In our observations, interviews and overall research work, we should also ask the opposite questions in our methodological approach.
What would you want to avoid at all costs?
What product would you never consume?
By reversing the questions, in many cases what is actually desired only becomes visible. This often involves the smallest details. This is why asking and looking closely is so crucial in all interactions with users and consumers. A very appropriate question in this context is also:
In order to?
With this line of questioning, we ask the interviewee even more precisely about his motives and motivation, what his ideas are for a solution, and how a new solution can help him.
Formulating our idea as a USP in one sentence is very relevant for the innovation process. We discuss this sentence intensively in the team. We want to discuss the lead-up to the USP as a unique sentence in an intensive brainstorming session in the team until we have found the one sentence that is crucial for our business model and describes the USP for our new idea as a product. A similar concept is the customer value proposition (CVP), which is a clearly defined statement related to a particular product or service that lists the reasons a consumer might benefit from purchasing the product or service. Similar to the concept of USP, it is a clearly defined statement that aims to convince customers that a particular product or service, compared to others, adds value or solves a problem better than other products or services.

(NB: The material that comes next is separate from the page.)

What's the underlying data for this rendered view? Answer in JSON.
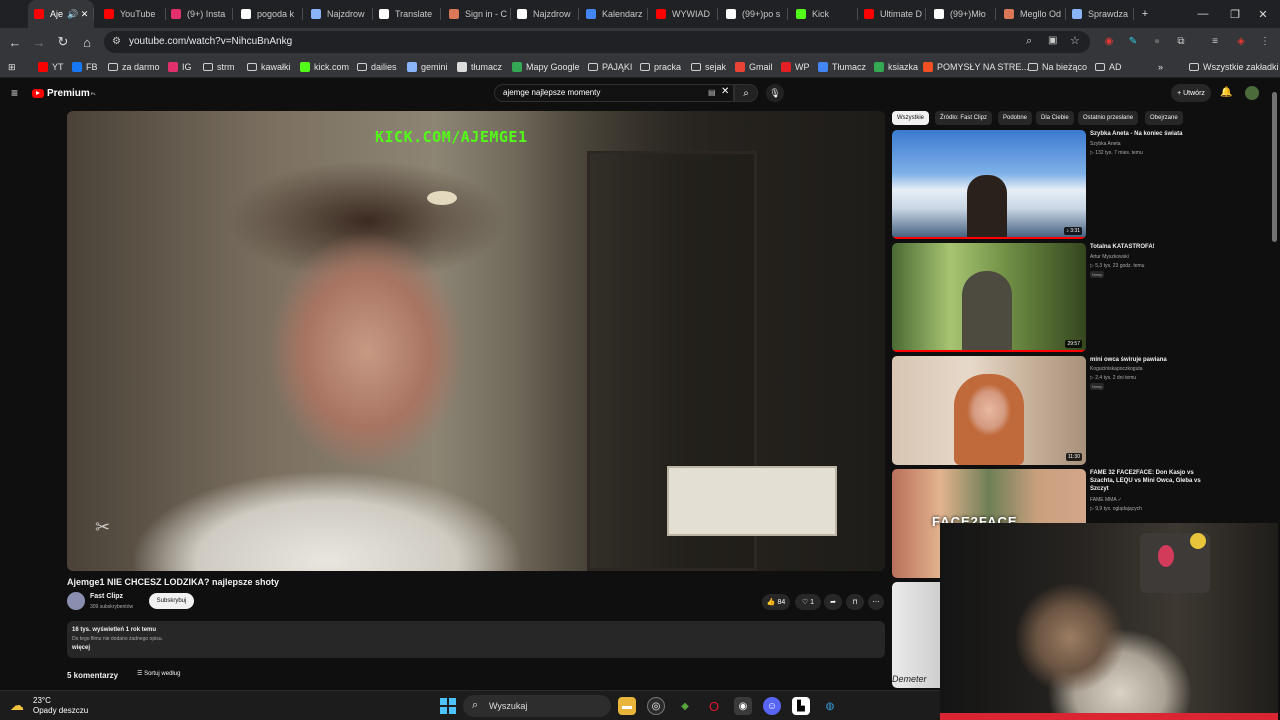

Even my grandma must have understood the USP, it must be that simple
This assumption or similar assumptions are often formulated. But they do not help us in the process of defining the USP. Because the grandma can belong to the target group relevant for our idea, but she does not have to. However, the assumption contains a correct thought. The wording of the USP must be simple enough that every member of our target group understands it immediately. We don't want to leave the sentence unclearly formulated, but ask questions and discuss this in the team until we have formulated a clear sentence. In the interviews when surveying the target group, we therefore ask the open and hypothetical question
What do you think a solution in this area might look like?

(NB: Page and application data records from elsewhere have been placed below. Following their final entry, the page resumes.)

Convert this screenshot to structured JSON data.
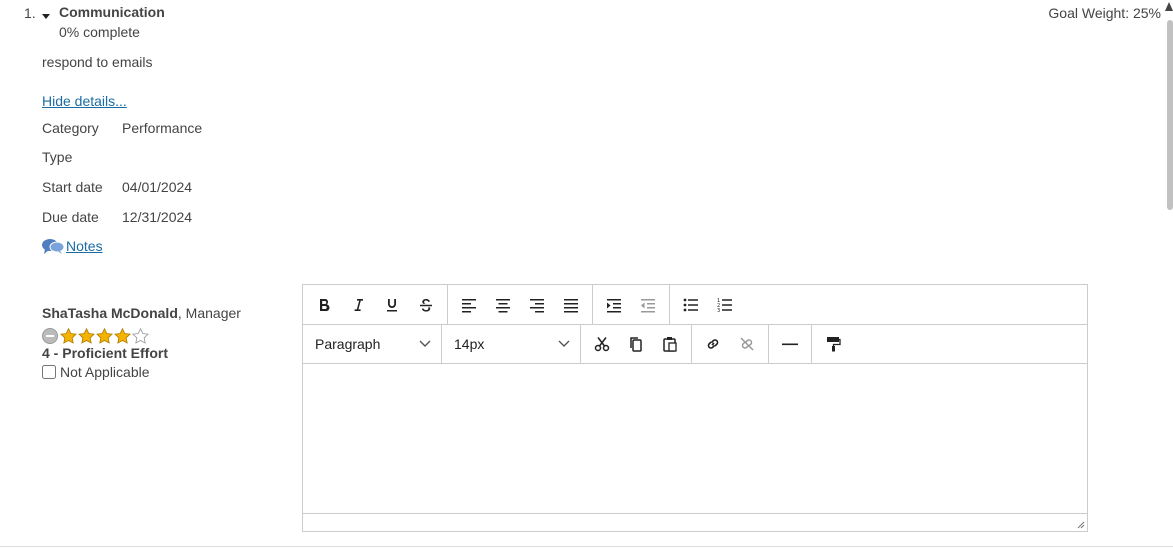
{
  "goal": {
    "number": "1.",
    "title": "Communication",
    "progress": "0% complete",
    "weight": "Goal Weight: 25%",
    "description": "respond to emails",
    "hide_details": "Hide details...",
    "details": [
      {
        "label": "Category",
        "value": "Performance"
      },
      {
        "label": "Type",
        "value": ""
      },
      {
        "label": "Start date",
        "value": "04/01/2024"
      },
      {
        "label": "Due date",
        "value": "12/31/2024"
      }
    ],
    "notes": "Notes"
  },
  "review": {
    "reviewer_name": "ShaTasha McDonald",
    "reviewer_role": ", Manager",
    "rating": 4,
    "rating_max": 5,
    "rating_label": "4 - Proficient Effort",
    "not_applicable": "Not Applicable"
  },
  "editor": {
    "block_format": "Paragraph",
    "font_size": "14px",
    "toolbar_icons": [
      "bold-icon",
      "italic-icon",
      "underline-icon",
      "strikethrough-icon",
      "align-left-icon",
      "align-center-icon",
      "align-right-icon",
      "align-justify-icon",
      "indent-icon",
      "outdent-icon",
      "bullet-list-icon",
      "numbered-list-icon",
      "cut-icon",
      "copy-icon",
      "paste-icon",
      "link-icon",
      "unlink-icon",
      "horizontal-rule-icon",
      "format-painter-icon"
    ]
  },
  "colors": {
    "link": "#1a6ba3",
    "star": "#f5b301",
    "text": "#444444"
  }
}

With this, we let the interviewees formulate the USP. Following the Design Thinking idea, we also let the interviewees visualize the idea. All results of the interviews are compiled, compared and in no way evaluated positively or negatively. In the formulations from the interviews, we use different colored pens to mark the repeating keywords that form our USP sentence. The sketches of the interviewees graphically support the USP thought. The keywords are also the word building blocks that we will use in our digital applications, such as creating content for our website. When pitching to investors or prospects, we refer to this unique phrase, clearly worded, to describe our new idea. The future users formulated our idea, not us and not an investor. The sentence forms the basis and the starting point for our innovation. This will lead us the way to our sales targets, with a quantitative sales plan and a plan for all sales targets.
If you want to know more about this and want to work on your startup sales strategy, contact me and we will discuss your startup sales strategy.